He did his first sports broadcasting on the Fordham station, WFUV, but mostly football and basketball. He couldn't very well announce baseball he played centerfield for the varsity for three years.
Scully’s world was upended that year. Dodgers owner Walter O’Malley followed the money trail from one coast to another. Scully moved with the ball club to Los Angeles.

But Scully never changed as sports and sports broadcasting did. Leagues expanded. Television expanded. Fans today might have trouble fathoming that if you wanted to see the major leagues on TV, you got a chance once a week—after the cartoons on Saturday morning on NBC’s “Game of the Week.” The money trail got longer with time. A couple of decades later, there was cash for cable TV sports channels, cash by the billions and billions of dollars that made baseball ubiquitous on the home screen. Today, you can tune in several games at the same time—for the right dollars.

As the audience grew, so did the reputations of those in the broadcast booth heard and seen by the audience. Time needed to be filled. Play-by-play and colour announcers interviewed each other and made celebrities of each other. The classy Scully got caught in the wake by his mere presence. He was probably more revered at the time he retired than during those early days of highly partisan baseball in New York City.

Through it all, Vin Scully resisted any temptation to add phoney hype, to agonize over creating a “clever” trademark home-run call, to hyper-analyse meaningless trivia.

Instead, this is what Scully said on the air from Dodger Stadium at 9:46 p.m., September 9, 1965. Sandy Koufax on the mound:

“Two and 2 to Harvey Kuenn, one strike away.
“Sandy into his windup, here’s the pitch.
“Swung on and missed, a perfect game!”

Scully didn't say a word for the next 38 seconds as the sound of the crowd of 29,193 washed over him and his listeners. What else needed to be said?

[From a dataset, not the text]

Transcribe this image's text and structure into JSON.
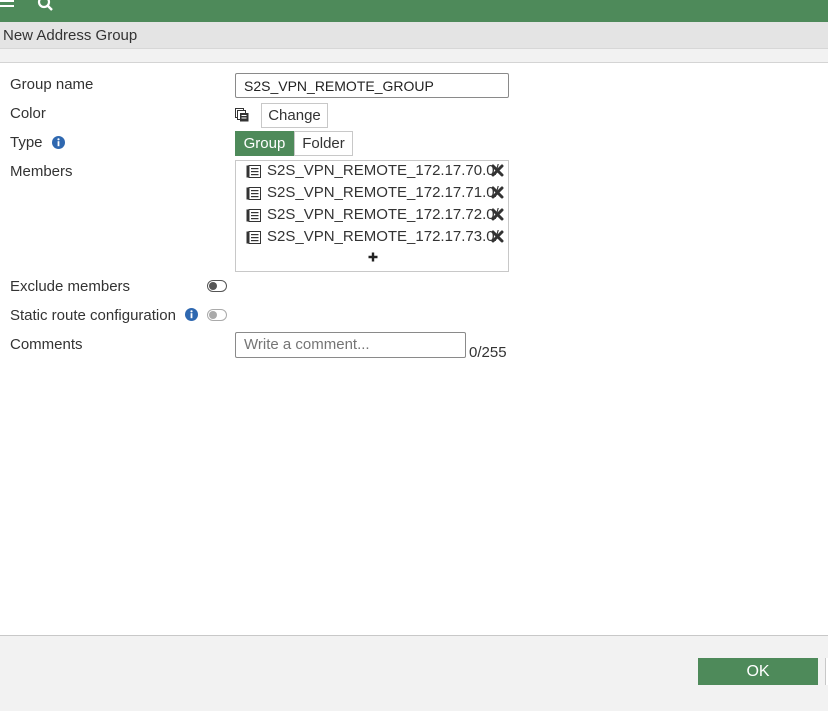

One of the 29,193 was a little girl. She was a big girl in 2012 as it was nearing time for Scully to step away from the microphone. Here’s part of her story from Palm Springs’ The Desert Sun of February 4th that year. This excerpt gives you insight into Scully and his fans.

Marti Squyres has saved one message on her answering machine at home.
Squyres first remembers hearing the voice on the message in the early 1960s when she was a child searching for it on her small transistor radio. Hiding under her bedcovers so her parents wouldn't think she was awake, she would try to position the radio just right in order to hear it.
Squyres, a costume designer who lives in Woodland Hills, didn't need the man behind the voice to introduce himself on the message she received in 2007, but he did: "Hey, Marti, this is Vin Scully. I'm taking the liberty of calling you to thank you for your kindness and thoughtfulness."
The longtime Los Angeles Dodgers announcer was thanking her for baking him some cookies, which she has done twice every season since then.
Last August, those cookies became famous when she delivered her latest batch -- banana chocolate chip -- to Dodger Stadium with a note reading: "This is a bribe to get you to come back next year." Scully was holding two cookies during the fifth inning of a telecast when he announced he was returning for his 63rd year with the Dodgers.
"God's been awfully good to me, allowing me to do the things that I've always wanted to do," he said. "I asked him for one more year at least. He said, 'OK, and be quiet, and eat your cookie.' I'll do the same thing."
Until the day he retired, he told the audience what was happening, just as he did at Ebbets Field in 1950. In return, the audience gave him admiration and respect.

What else could a broadcaster want?